MATERIAL FOR THE TASK:
+++
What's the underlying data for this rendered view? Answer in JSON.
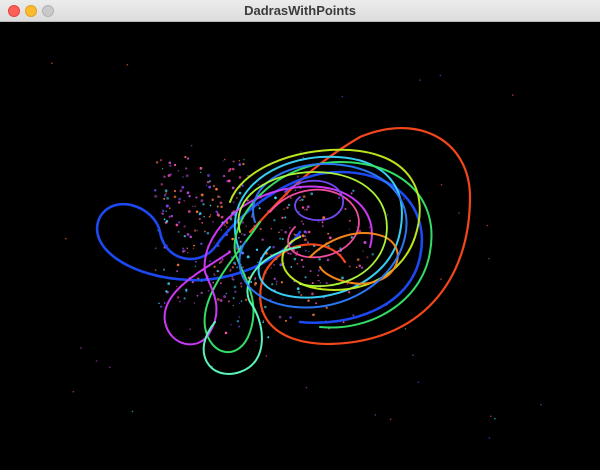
{
  "window": {
    "title": "DadrasWithPoints",
    "background": "#000000",
    "titlebar_buttons": [
      "close",
      "minimize",
      "zoom"
    ]
  },
  "scene": {
    "description_colors": {
      "orange_red": "#ff4a1c",
      "blue": "#1f4dff",
      "cyan": "#3ad7ff",
      "green": "#35e86a",
      "yellow_green": "#c6f01e",
      "magenta": "#d43cff",
      "pink": "#ff4fa8",
      "mint": "#5fffc0",
      "purple": "#7a4dff",
      "orange": "#ff8a1c",
      "point_particles": "#c04ad8"
    },
    "trajectory_colors": [
      "#ff4a1c",
      "#1f4dff",
      "#3ad7ff",
      "#35e86a",
      "#c6f01e",
      "#d43cff",
      "#ff4fa8",
      "#5fffc0",
      "#7a4dff",
      "#ff8a1c",
      "#2b7bff",
      "#b4ff3a"
    ]
  }
}
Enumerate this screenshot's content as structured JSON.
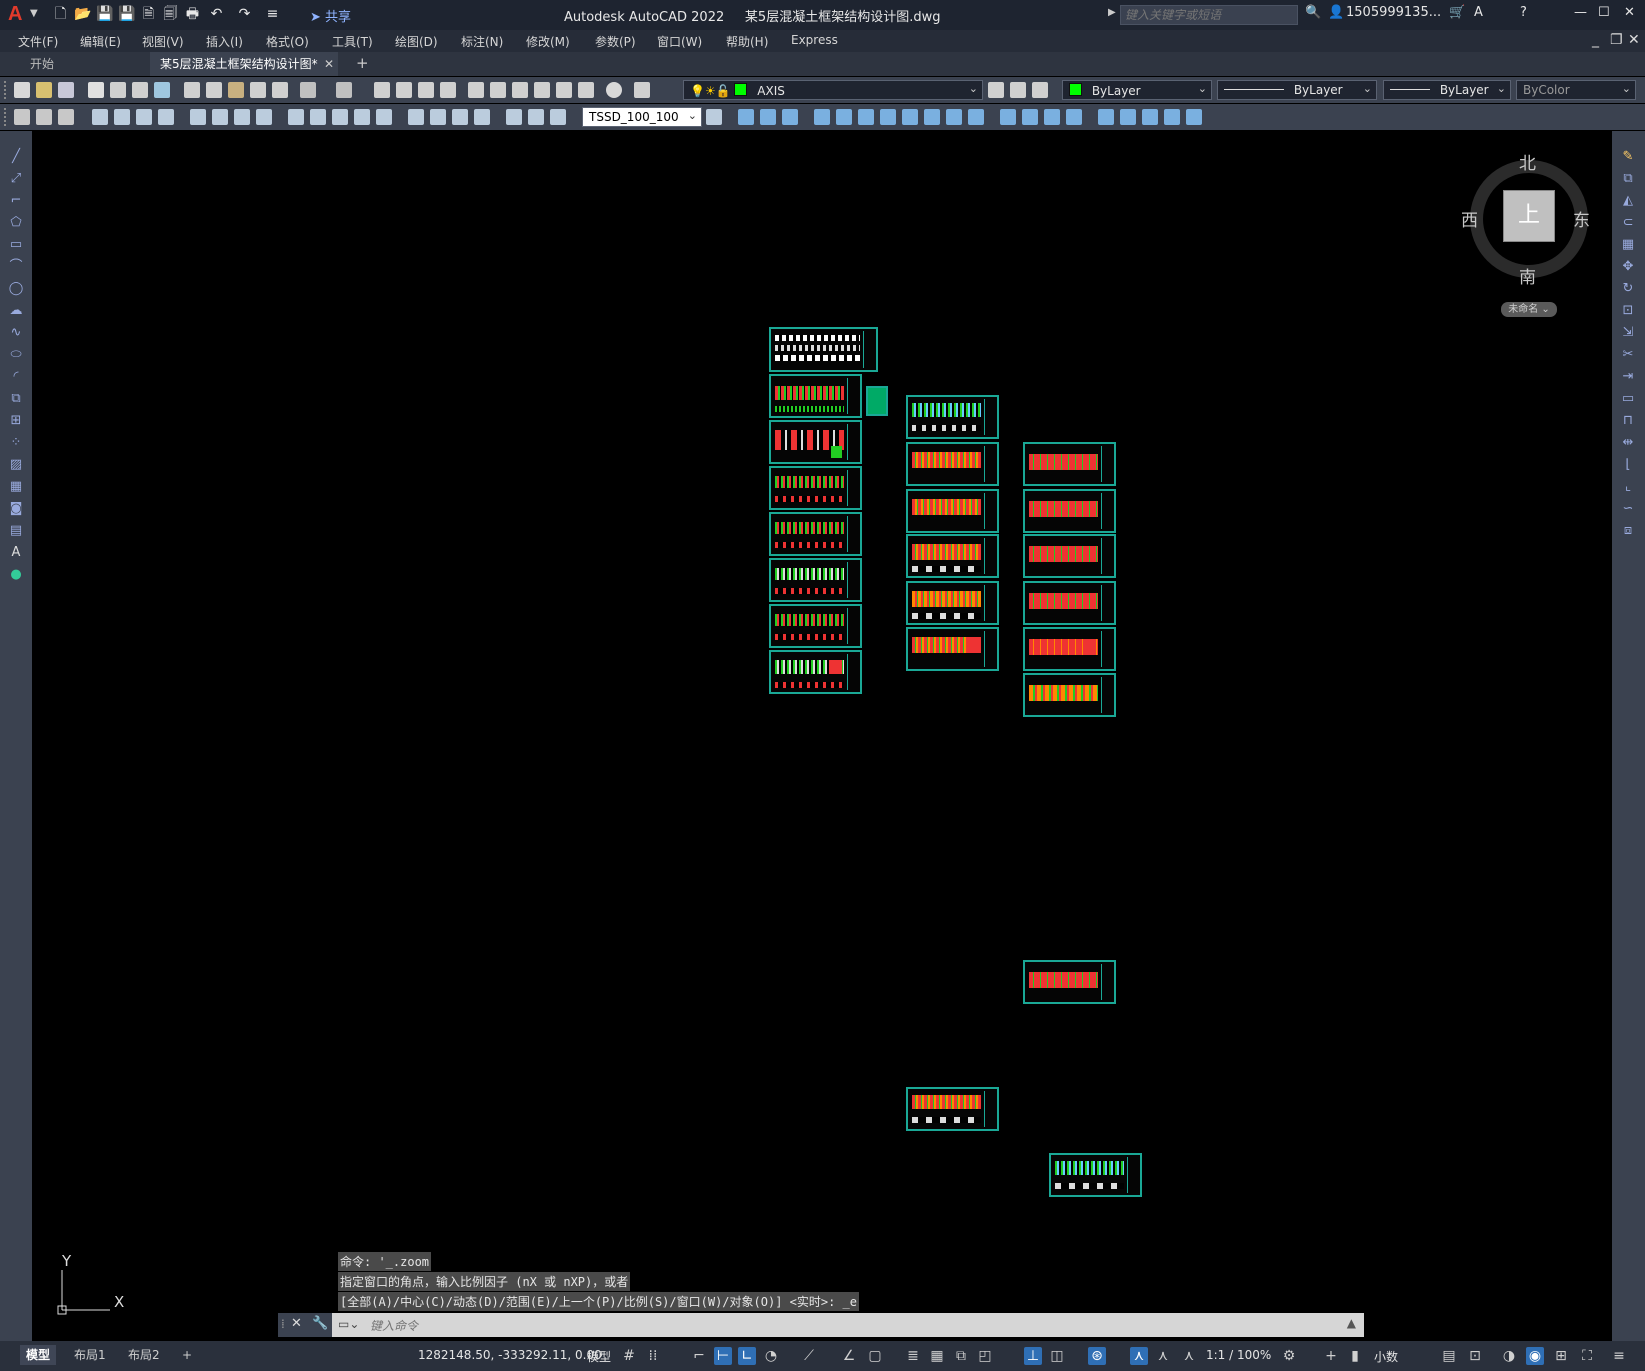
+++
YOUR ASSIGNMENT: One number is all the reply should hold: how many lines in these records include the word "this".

FINISHED EXERCISE: 2